In life, as in sport, everyone has some sort of failing and even the greatest of sportspersons are not immune to those. The same holds true for cricketers. All the great cricketers of the past have had certain shortcomings in their game that became apparent as their careers progressed.
However, this article is related to a very specific failing and seems a bit surprising that it had taken hold of some of the finest cricketers in the game.
It relates to running between the wickets and terrible running is not merely restricted to running fast. Judging when to run, when not to run, communicating with the partner and not being in two minds are some of the important aspects of running between the wickets.
So, the great players who were terrible at running were not exactly slow runners but lacked some of the qualities that go into the making of a good runner. More importantly, this is an exercise to demonstrate that some of the great cricketers of the past could have made even more runs or won even more games for their nations had they been a bit better at running.
#10 Mark Waugh
Former Australian batsman Mark Waugh was one of the most majestic batsmen to watch in international cricket and in a career that lasted around 14 years, he became one of Australia's most important batsmen in both formats of the game. He was devastating as an opener in one-dayers and an equally sublime presence in the middle order in Test cricket. In total, he scored 38 international centuries and 97 half-centuries to become one of Australia's renowned match winners during the 1990s.

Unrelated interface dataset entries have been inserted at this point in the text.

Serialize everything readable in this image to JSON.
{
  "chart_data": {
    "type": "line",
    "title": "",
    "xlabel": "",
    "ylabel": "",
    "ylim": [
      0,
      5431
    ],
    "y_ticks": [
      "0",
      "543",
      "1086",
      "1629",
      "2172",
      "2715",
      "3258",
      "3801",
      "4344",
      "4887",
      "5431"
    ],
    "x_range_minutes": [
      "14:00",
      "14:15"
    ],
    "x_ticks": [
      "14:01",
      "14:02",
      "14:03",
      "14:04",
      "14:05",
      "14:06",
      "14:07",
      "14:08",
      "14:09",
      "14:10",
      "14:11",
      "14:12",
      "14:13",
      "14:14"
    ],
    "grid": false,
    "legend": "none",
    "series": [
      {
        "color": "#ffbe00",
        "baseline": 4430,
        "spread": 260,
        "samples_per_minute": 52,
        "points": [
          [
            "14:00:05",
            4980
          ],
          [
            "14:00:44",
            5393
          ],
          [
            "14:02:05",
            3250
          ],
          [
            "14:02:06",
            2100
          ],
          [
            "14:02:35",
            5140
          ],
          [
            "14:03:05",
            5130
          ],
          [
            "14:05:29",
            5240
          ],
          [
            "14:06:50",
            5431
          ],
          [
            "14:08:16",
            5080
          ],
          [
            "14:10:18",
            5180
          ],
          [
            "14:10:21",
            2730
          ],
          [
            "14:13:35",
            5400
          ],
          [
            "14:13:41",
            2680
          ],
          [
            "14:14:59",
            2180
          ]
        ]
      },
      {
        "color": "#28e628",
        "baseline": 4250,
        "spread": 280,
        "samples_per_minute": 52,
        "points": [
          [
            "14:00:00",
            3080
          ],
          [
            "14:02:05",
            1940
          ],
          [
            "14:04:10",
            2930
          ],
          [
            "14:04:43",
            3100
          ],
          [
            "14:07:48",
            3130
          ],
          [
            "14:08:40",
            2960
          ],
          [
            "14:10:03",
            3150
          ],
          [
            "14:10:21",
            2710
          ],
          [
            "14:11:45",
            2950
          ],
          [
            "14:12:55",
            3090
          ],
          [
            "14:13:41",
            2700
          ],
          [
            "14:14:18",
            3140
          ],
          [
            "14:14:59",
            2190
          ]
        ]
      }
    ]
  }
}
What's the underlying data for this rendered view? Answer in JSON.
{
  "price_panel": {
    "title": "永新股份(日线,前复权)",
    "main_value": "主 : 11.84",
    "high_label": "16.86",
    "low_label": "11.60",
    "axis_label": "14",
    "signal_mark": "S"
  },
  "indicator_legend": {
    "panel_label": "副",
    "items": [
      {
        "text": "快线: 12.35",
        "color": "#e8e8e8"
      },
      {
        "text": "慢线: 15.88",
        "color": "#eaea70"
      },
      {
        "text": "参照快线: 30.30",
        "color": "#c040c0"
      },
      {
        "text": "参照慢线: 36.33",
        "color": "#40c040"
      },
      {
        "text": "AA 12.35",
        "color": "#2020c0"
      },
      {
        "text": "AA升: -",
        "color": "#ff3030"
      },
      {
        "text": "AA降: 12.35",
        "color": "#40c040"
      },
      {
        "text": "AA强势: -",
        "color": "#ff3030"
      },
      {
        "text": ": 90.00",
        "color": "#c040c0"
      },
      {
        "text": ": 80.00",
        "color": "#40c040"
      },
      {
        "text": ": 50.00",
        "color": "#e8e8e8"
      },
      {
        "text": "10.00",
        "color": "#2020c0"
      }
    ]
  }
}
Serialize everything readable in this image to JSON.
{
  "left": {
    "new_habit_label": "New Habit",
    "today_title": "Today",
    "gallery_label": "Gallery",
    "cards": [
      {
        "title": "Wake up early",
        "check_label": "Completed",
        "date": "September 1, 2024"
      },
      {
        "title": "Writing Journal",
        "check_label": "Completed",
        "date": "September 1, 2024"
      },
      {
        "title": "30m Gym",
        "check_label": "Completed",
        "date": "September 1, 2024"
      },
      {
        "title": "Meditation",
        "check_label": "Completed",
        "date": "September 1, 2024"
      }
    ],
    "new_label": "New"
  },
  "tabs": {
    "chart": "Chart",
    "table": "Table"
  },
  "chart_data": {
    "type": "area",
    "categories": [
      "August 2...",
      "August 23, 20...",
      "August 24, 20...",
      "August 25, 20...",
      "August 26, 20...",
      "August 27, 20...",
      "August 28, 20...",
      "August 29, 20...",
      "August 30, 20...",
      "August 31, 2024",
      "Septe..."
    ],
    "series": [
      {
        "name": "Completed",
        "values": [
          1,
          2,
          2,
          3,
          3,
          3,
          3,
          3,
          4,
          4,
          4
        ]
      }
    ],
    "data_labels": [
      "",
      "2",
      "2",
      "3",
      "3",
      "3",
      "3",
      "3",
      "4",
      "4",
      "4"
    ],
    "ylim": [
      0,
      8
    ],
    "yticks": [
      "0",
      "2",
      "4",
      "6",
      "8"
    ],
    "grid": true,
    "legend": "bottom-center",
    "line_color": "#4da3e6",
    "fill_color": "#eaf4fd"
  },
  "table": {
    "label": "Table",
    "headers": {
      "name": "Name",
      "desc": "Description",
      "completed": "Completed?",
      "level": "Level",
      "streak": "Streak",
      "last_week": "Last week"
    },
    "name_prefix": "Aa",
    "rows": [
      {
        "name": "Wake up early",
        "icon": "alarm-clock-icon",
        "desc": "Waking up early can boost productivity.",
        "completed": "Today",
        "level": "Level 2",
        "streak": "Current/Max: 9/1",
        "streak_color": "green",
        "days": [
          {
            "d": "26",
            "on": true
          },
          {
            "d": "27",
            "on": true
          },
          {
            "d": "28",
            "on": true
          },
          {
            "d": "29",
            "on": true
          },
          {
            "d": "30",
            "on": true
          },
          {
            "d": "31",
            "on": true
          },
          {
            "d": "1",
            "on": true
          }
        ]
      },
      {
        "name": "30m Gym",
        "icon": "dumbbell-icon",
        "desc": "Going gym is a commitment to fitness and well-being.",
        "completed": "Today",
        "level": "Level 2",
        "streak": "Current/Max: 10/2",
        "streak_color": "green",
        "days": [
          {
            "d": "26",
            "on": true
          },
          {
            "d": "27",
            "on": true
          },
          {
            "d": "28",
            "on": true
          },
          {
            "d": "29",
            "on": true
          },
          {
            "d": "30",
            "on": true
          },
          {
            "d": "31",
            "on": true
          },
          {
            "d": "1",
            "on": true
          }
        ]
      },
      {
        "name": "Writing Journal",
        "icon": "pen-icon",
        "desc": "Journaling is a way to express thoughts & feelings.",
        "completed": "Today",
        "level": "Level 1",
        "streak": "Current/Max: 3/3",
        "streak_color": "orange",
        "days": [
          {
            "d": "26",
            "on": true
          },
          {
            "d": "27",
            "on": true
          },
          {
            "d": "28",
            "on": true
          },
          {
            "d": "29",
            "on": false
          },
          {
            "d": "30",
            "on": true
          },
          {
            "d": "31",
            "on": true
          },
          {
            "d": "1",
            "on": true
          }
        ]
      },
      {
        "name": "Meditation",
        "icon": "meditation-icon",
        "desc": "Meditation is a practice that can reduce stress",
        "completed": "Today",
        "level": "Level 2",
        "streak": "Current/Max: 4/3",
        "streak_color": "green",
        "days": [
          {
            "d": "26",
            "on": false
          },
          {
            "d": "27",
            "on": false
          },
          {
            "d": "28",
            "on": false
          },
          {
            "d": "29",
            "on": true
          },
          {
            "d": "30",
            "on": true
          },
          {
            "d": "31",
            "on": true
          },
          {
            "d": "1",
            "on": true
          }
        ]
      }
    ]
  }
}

However, he was a pretty poor when it came to running between the wickets and used to be involved in run outs quite often. In his one day international career he was run out as many as 32 times, which is the 5th highest ever in the history of one-day cricket.